With the Project One, Mercedes-AMG is ushering in a new era of hypercars. It's been a few years since the world had a proper, new, all-conquering machine on the market. The last trio -- the McLaren P1, Ferrari LaFerrari and Porsche 918 -- all having ended their production runs. And, while the phenomenal Bugatti Chiron is still just getting up to production speed, that's a velvet rocket, not so much a trackday dominator, the sort of thing we've been missing. Now, we have our first look at the next one.
With over 1,000 horsepower in a low, lightweight package, Mercedes-AMG promises that the Project One will offer performance on par with a Formula One car in a package that is not only road legal, but that anyone can buy. Anyone who is phenomenally wealthy, anyhow.
This is a proper road car, a machine that seats two in relative comfort -- relative that is compared to an average hypercar, which is typically stripped bare to offer the best trackday performance. We haven't seen much of the interior, but it looks far more accommodating than an F1 car, while stealing a few of its tricks. Most notably? A steering wheel that has most of the important stuff right on it. Valuable, this, given the driver will be lying practically on his or her back when driving this car.
Yes, that's less horsepower than the phenomenal Bugatti Chiron, but in a package that is surely substantially lighter. Mercedes says that this car will accelerate not to 60, but to 125 mph in less than 6 seconds. It will hit a top speed in excess of 217 mph and can do that despite having a V6 engine that's just 1.6 liters in displacement. That's smaller than what you'll find under the hood of a Ford Focus!
Of course, what's here is augmented by electric turbocharging and not one but four electric motors. Two of those are situated on the front axle, much like an Acura NSX. Mercedes-AMG expects this will allow the car to regenerate up to 80 percent of its braking force to recharge the onboard batteries.
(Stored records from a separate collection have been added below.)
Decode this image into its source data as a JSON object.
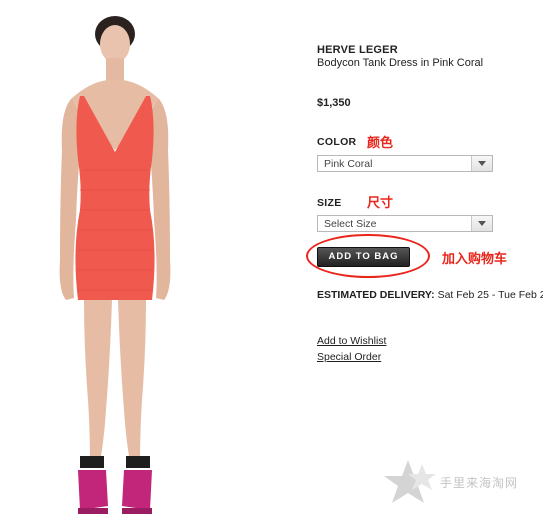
{
  "product": {
    "brand": "HERVE LEGER",
    "name": "Bodycon Tank Dress in Pink Coral",
    "price": "$1,350"
  },
  "color": {
    "label": "COLOR",
    "annotation": "颜色",
    "selected": "Pink Coral"
  },
  "size": {
    "label": "SIZE",
    "annotation": "尺寸",
    "selected": "Select Size"
  },
  "cart": {
    "button_label": "ADD TO BAG",
    "annotation": "加入购物车"
  },
  "delivery": {
    "label": "ESTIMATED DELIVERY:",
    "value": "Sat Feb 25 - Tue Feb 2"
  },
  "links": {
    "wishlist": "Add to Wishlist",
    "special_order": "Special Order"
  },
  "watermark": {
    "text": "手里来海淘网"
  },
  "colors": {
    "dress": "#f05a4e",
    "annotation": "#e8261c",
    "button": "#333333"
  }
}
But, it won't just be fast. Daimler Chairman Dieter Zetsche said the car offers a thermal efficiency of 40 percent, meaning it will get far more energy from burned gasoline than your average car, and beyond that will be able to drive 25 km (about 16 miles) using just electric power if you want to get somewhere quietly.
Two figures are missing, though. The first is how many Mercedes-AMG will build, and Dr. Z already indicated that some people are bound to be "disappointed" as there won't be many. Just 275 of the cars will be produced, at a cost of 2.275 million euros each. That's about $2.72 million by today's exchange rate, just slightly cheaper than that Chiron. A bargain, then.